“All over,” he announces. “Ceasefire.” It’s very hot. There is a white plastic mat for the hands-and-feet game on the floor; balloons are stuck to the ceiling. Maria is lying on the sofa. Eliza and Paul are playing the game. Paul looks at Katie from underneath an armpit, his face red and upside down.
“You can join in next,” he says. But Katie doesn’t like the hands-and-feet game.
“Outside? ” she asks, walking toward the picture window. Everyone falls silent. “It’s cold, Katie, love,” says Maria, holding out her arms.

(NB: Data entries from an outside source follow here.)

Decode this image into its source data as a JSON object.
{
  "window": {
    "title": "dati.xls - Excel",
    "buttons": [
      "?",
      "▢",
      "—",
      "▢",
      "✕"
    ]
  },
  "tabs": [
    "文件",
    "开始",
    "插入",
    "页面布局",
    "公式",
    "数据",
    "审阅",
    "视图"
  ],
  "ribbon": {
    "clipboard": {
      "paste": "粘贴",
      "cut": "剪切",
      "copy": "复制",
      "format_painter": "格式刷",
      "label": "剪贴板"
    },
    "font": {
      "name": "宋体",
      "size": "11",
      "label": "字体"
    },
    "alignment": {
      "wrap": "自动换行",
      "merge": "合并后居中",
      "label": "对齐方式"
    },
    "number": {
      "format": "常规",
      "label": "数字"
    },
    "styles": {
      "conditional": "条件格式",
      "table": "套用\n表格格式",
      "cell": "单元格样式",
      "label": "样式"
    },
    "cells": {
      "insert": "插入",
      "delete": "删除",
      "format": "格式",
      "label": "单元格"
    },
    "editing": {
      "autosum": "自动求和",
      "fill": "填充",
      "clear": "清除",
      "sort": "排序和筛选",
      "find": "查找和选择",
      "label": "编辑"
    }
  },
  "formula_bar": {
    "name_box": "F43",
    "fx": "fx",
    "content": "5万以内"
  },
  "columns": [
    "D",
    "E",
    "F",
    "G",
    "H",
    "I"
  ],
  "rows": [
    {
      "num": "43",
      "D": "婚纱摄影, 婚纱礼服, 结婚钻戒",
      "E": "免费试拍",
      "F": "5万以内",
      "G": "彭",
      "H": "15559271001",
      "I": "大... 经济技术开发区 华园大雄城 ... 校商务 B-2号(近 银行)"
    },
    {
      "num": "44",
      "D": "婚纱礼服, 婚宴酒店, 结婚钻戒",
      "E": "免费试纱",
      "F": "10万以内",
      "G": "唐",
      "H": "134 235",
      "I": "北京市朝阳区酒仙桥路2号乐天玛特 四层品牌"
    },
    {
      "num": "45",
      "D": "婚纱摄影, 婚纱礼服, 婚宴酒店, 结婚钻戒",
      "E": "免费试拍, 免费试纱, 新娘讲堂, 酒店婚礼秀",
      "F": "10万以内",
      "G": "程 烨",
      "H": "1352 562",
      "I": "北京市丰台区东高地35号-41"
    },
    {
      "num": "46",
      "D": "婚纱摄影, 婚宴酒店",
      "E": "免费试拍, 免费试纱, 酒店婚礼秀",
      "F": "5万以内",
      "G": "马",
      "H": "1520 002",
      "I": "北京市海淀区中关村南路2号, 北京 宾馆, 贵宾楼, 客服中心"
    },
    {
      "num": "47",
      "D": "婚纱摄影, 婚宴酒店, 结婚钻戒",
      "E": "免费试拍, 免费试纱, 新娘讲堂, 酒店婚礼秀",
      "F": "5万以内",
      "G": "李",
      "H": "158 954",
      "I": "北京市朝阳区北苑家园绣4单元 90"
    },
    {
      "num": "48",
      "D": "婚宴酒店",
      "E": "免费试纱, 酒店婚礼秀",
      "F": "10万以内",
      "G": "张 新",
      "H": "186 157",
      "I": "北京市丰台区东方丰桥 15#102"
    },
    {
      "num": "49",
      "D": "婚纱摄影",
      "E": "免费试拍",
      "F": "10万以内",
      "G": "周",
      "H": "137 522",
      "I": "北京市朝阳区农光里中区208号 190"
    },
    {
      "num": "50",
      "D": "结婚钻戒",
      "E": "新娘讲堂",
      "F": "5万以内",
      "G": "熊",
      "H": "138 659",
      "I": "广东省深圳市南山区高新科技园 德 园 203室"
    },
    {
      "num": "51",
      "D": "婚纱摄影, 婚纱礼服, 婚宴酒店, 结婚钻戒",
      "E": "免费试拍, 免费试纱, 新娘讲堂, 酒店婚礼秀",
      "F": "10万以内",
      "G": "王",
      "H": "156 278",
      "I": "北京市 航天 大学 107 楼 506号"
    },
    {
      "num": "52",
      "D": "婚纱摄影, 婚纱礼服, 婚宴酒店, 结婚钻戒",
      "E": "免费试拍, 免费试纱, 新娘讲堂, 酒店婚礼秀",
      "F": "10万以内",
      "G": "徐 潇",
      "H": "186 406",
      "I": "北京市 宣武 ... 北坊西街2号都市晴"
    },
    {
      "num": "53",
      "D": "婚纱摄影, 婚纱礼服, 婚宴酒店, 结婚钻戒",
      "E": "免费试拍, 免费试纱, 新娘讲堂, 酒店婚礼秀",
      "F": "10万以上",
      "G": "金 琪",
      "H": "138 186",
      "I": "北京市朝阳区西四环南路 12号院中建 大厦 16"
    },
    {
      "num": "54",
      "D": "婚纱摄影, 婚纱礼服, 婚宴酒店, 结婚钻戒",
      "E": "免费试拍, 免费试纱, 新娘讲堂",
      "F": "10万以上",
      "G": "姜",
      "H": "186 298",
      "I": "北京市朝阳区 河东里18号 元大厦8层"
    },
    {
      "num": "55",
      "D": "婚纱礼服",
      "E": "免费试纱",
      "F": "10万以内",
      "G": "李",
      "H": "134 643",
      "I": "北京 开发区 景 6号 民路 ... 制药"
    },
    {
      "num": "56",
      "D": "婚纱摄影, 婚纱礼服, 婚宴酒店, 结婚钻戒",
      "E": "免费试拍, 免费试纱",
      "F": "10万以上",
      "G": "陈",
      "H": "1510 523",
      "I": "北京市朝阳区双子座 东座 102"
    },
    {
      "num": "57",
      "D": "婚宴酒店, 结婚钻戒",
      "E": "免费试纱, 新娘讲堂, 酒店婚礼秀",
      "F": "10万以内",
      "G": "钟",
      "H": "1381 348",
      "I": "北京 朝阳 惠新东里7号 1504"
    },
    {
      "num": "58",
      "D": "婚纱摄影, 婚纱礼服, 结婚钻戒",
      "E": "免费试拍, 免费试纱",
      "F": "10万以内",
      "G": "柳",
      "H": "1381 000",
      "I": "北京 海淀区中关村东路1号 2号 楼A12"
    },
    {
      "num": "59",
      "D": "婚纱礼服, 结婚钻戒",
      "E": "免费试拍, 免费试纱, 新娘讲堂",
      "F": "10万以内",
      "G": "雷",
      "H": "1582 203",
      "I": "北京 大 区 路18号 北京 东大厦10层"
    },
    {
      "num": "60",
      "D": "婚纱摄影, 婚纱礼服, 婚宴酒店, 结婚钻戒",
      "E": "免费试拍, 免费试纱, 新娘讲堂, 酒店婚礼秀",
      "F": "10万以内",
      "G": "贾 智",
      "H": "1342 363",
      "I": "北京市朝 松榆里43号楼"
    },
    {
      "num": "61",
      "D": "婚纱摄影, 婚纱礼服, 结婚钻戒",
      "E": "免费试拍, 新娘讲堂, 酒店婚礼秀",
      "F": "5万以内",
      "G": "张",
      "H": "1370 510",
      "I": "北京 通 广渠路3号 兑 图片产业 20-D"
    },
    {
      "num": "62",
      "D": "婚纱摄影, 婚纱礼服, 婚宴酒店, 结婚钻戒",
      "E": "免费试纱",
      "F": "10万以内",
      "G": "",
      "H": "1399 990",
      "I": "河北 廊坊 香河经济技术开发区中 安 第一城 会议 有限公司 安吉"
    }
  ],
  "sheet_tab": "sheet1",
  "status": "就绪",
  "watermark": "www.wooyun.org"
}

“Coat—” Katie says. Everyone waits a minute, and then without saying anything Daddy fetches Katie her coat and her pink wellingtons. Everyone watches while he helps her put them on, and then they open the sliding door for her.
“Don’t go far!” they call, then close the door against the cold.
“She can’t,” Maria says. “That hedge on the back field has grown right over the top of the gate.”
Katie runs around the side of the house to where she saw the red dog. She finds the place where it flattened the dry grass and points herself the way it went. The red dog has a hot, deep smell; she’d know it anywhere.
“It really is getting better,” Maria sighs. “We are getting the hang of this. Trial and error. Coping strategies.” She sits up and takes a sip of sparkling wine. Malcolm squeezes her shoulder.
“I know it’s not easy,” he says, as Katie stumbles on up the hill, her face cold, her body warm, smelling the red dog—not knowing, yet, about the hedge.
This appeared in the December 2014 issue.